Web page and app entries:
"""

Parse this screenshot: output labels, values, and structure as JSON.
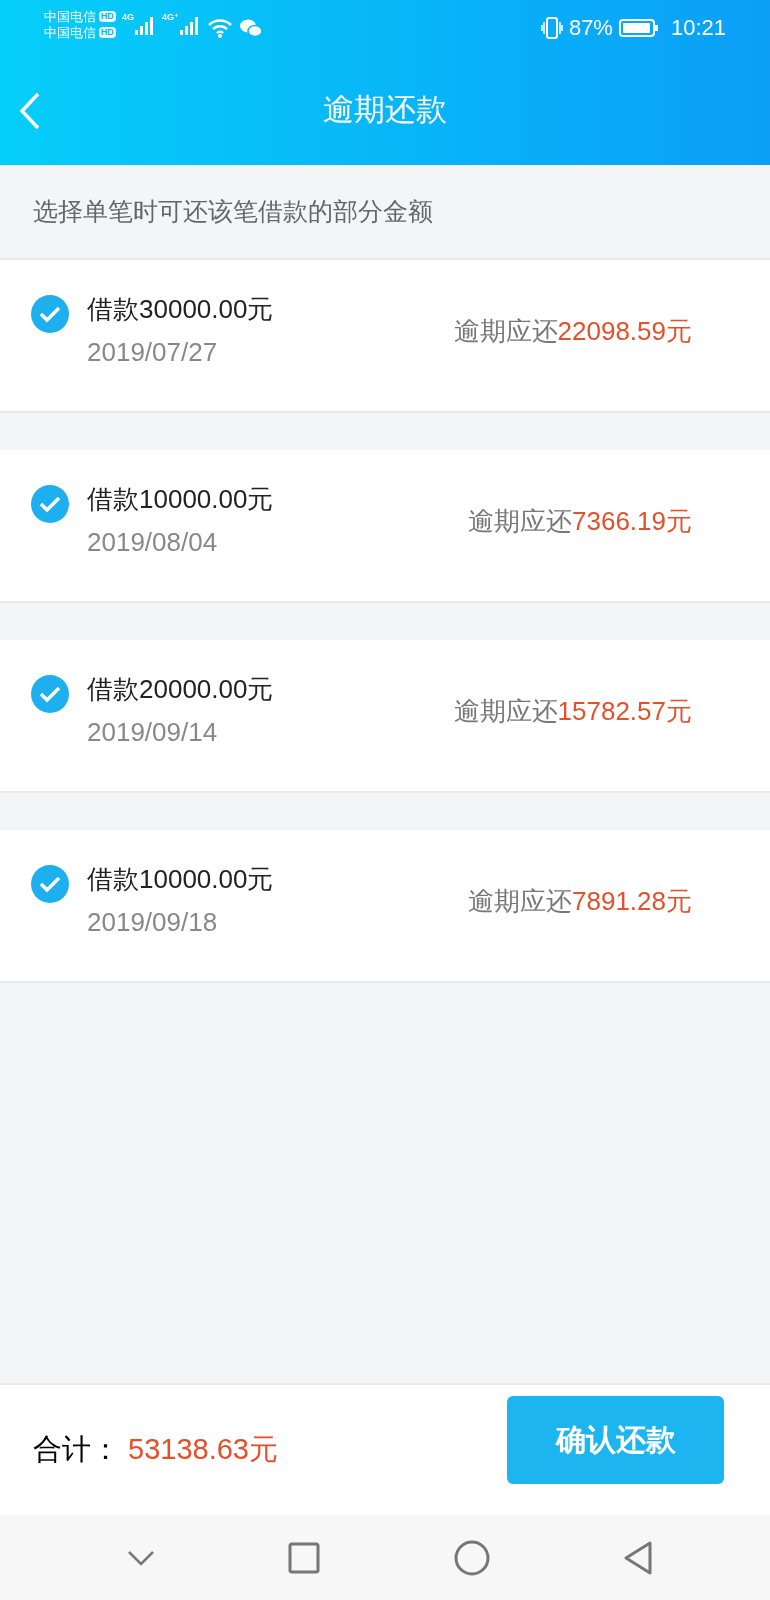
{
  "status_bar": {
    "carriers": [
      {
        "name": "中国电信",
        "badge": "HD"
      },
      {
        "name": "中国电信",
        "badge": "HD"
      }
    ],
    "signals": [
      {
        "label": "4G"
      },
      {
        "label": "4G⁺"
      }
    ],
    "battery_percent": "87%",
    "time": "10:21"
  },
  "header": {
    "title": "逾期还款"
  },
  "hint": "选择单笔时可还该笔借款的部分金额",
  "loans": [
    {
      "title": "借款30000.00元",
      "date": "2019/07/27",
      "due_label": "逾期应还",
      "due_amount": "22098.59元",
      "checked": true
    },
    {
      "title": "借款10000.00元",
      "date": "2019/08/04",
      "due_label": "逾期应还",
      "due_amount": "7366.19元",
      "checked": true
    },
    {
      "title": "借款20000.00元",
      "date": "2019/09/14",
      "due_label": "逾期应还",
      "due_amount": "15782.57元",
      "checked": true
    },
    {
      "title": "借款10000.00元",
      "date": "2019/09/18",
      "due_label": "逾期应还",
      "due_amount": "7891.28元",
      "checked": true
    }
  ],
  "footer": {
    "total_label": "合计：",
    "total_amount": "53138.63元",
    "confirm_button": "确认还款"
  }
}
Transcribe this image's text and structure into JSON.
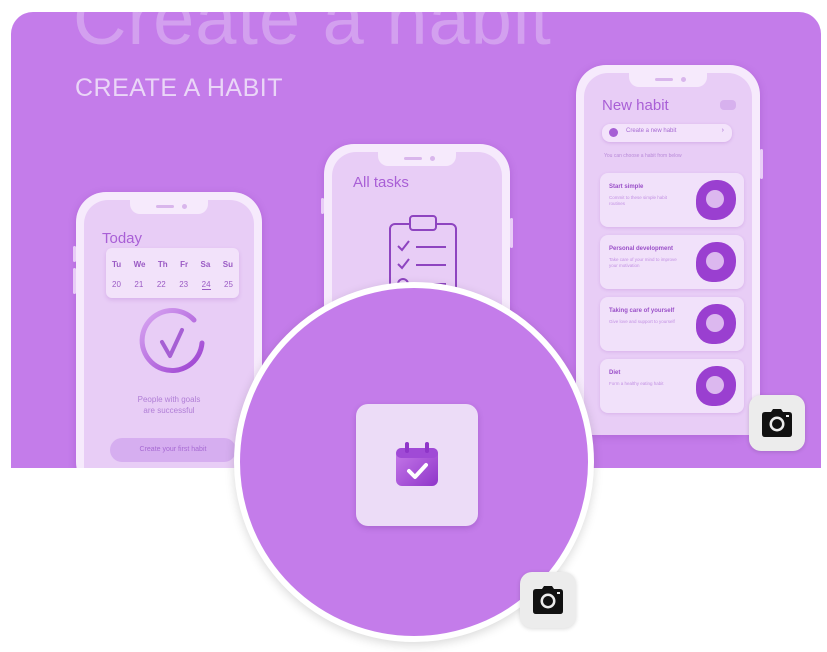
{
  "banner": {
    "ghost_title": "Create a habit",
    "subtitle": "CREATE A HABIT"
  },
  "phone_today": {
    "title": "Today",
    "weekdays": [
      "Tu",
      "We",
      "Th",
      "Fr",
      "Sa",
      "Su"
    ],
    "dates": [
      "20",
      "21",
      "22",
      "23",
      "24",
      "25"
    ],
    "selected_date": "24",
    "message_line1": "People with goals",
    "message_line2": "are successful",
    "button_label": "Create your first habit"
  },
  "phone_tasks": {
    "title": "All tasks"
  },
  "phone_new": {
    "title": "New habit",
    "create_label": "Create a new habit",
    "hint": "You can choose a habit from below",
    "cards": [
      {
        "title": "Start simple",
        "desc": "Commit to these simple habit routines"
      },
      {
        "title": "Personal development",
        "desc": "Take care of your mind to improve your motivation"
      },
      {
        "title": "Taking care of yourself",
        "desc": "Give love and support to yourself"
      },
      {
        "title": "Diet",
        "desc": "Form a healthy eating habit"
      }
    ]
  },
  "icons": {
    "camera": "camera-icon",
    "calendar": "calendar-check-icon"
  },
  "colors": {
    "banner": "#c47cea",
    "accent": "#a65fd4",
    "phone_screen": "#e8cdf6"
  }
}
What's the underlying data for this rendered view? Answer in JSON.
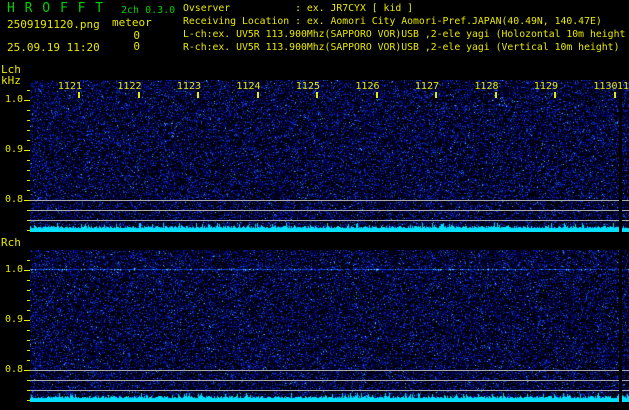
{
  "colors": {
    "background": "#000000",
    "title_green": "#00cf00",
    "text_yellow": "#e8e800",
    "noise_blue_dark": "#000060",
    "noise_blue_mid": "#1030c0",
    "noise_blue_bright": "#2060e8",
    "noise_cyan_speck": "#50c8ff",
    "noise_floor_cyan": "#00e0ff",
    "carrier_blue": "#1448e6",
    "carrier_cyan": "#64dcff",
    "reference_line_gray": "#a8a8a8"
  },
  "header": {
    "title": "H R O F F T",
    "version": "2ch 0.3.0",
    "filename": "2509191120.png",
    "mode": "meteor",
    "lch_count": "0",
    "rch_count": "0",
    "datetime": "25.09.19 11:20",
    "info_lines": [
      "Ovserver           : ex. JR7CYX [ kid ]",
      "Receiving Location : ex. Aomori City Aomori-Pref.JAPAN(40.49N, 140.47E)",
      "L-ch:ex. UV5R 113.900Mhz(SAPPORO VOR)USB ,2-ele yagi (Holozontal 10m height",
      "R-ch:ex. UV5R 113.900Mhz(SAPPORO VOR)USB ,2-ele yagi (Vertical 10m height)"
    ]
  },
  "chart_data": {
    "type": "heatmap",
    "subtype": "radio-meteor-spectrogram",
    "time_span": "11:20 - 11:30",
    "x_tick_labels": [
      "1121",
      "1122",
      "1123",
      "1124",
      "1125",
      "1126",
      "1127",
      "1128",
      "1129",
      "1130"
    ],
    "x_partial_label": "11",
    "y_unit": "kHz",
    "y_tick_labels": [
      "1.0",
      "0.9",
      "0.8"
    ],
    "y_range_khz": [
      0.736,
      1.04
    ],
    "reference_lines_khz": [
      0.8,
      0.78,
      0.76
    ],
    "panels": [
      {
        "name": "Lch",
        "axis_caption": [
          "Lch",
          "kHz"
        ],
        "content": "dense random blue noise speckle on black; no carrier line; cyan noise-floor trace along bottom edge; three gray reference lines at 0.80/0.78/0.76 kHz",
        "meteor_echo_count": 0
      },
      {
        "name": "Rch",
        "axis_caption": [
          "Rch"
        ],
        "content": "dense random blue noise speckle on black; continuous dotted blue/cyan carrier line at ~1.01 kHz; cyan noise-floor trace along bottom edge; three gray reference lines at 0.80/0.78/0.76 kHz",
        "meteor_echo_count": 0
      }
    ],
    "write_cursor": "vertical black gap near right edge (x~619) across both panels",
    "legend_position": "none",
    "grid": "off"
  }
}
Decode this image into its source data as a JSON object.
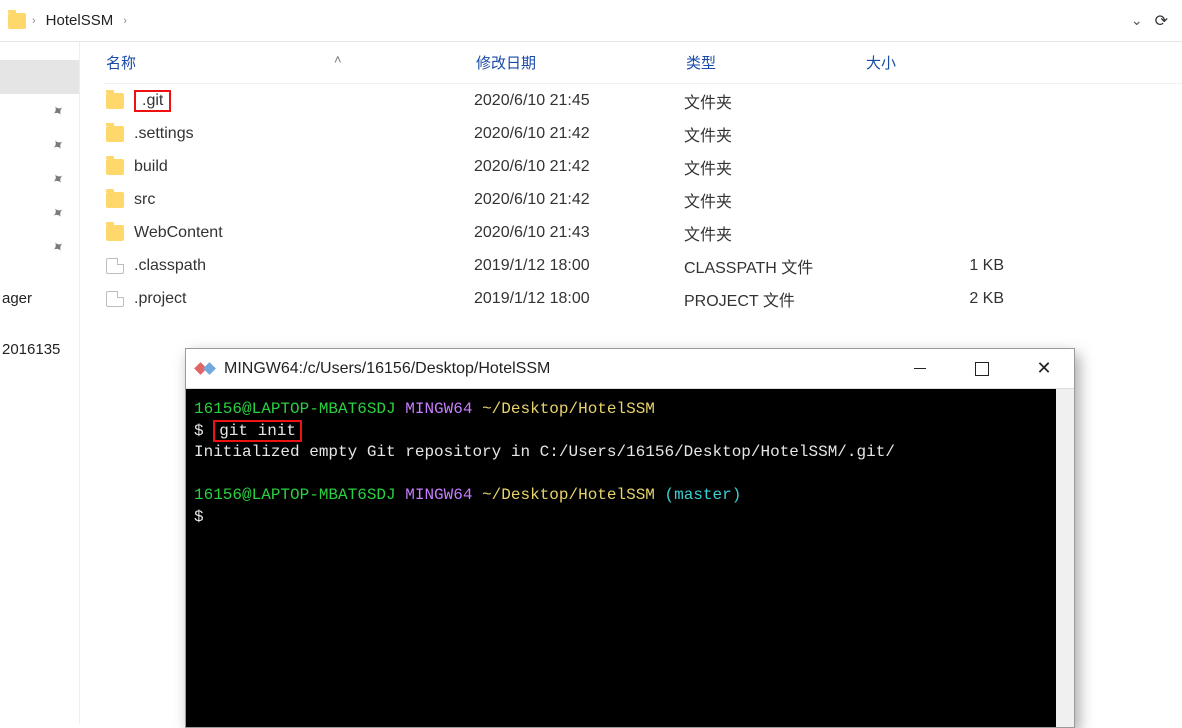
{
  "breadcrumb": {
    "current": "HotelSSM"
  },
  "columns": {
    "name": "名称",
    "modified": "修改日期",
    "type": "类型",
    "size": "大小"
  },
  "files": [
    {
      "name": ".git",
      "modified": "2020/6/10 21:45",
      "type": "文件夹",
      "size": "",
      "icon": "folder",
      "highlight": true
    },
    {
      "name": ".settings",
      "modified": "2020/6/10 21:42",
      "type": "文件夹",
      "size": "",
      "icon": "folder"
    },
    {
      "name": "build",
      "modified": "2020/6/10 21:42",
      "type": "文件夹",
      "size": "",
      "icon": "folder"
    },
    {
      "name": "src",
      "modified": "2020/6/10 21:42",
      "type": "文件夹",
      "size": "",
      "icon": "folder"
    },
    {
      "name": "WebContent",
      "modified": "2020/6/10 21:43",
      "type": "文件夹",
      "size": "",
      "icon": "folder"
    },
    {
      "name": ".classpath",
      "modified": "2019/1/12 18:00",
      "type": "CLASSPATH 文件",
      "size": "1 KB",
      "icon": "file"
    },
    {
      "name": ".project",
      "modified": "2019/1/12 18:00",
      "type": "PROJECT 文件",
      "size": "2 KB",
      "icon": "file"
    }
  ],
  "sidebar": {
    "frag1": "ager",
    "frag2": "2016135"
  },
  "terminal": {
    "title": "MINGW64:/c/Users/16156/Desktop/HotelSSM",
    "prompt_user": "16156@LAPTOP-MBAT6SDJ",
    "prompt_env": "MINGW64",
    "prompt_path": "~/Desktop/HotelSSM",
    "branch": "(master)",
    "ps1": "$",
    "cmd": "git init",
    "output": "Initialized empty Git repository in C:/Users/16156/Desktop/HotelSSM/.git/"
  }
}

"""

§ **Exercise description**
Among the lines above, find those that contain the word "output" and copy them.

§ **Final answer**
Parse this screenshot: output labels, values, and structure as JSON.
    "output": "Initialized empty Git repository in C:/Users/16156/Desktop/HotelSSM/.git/"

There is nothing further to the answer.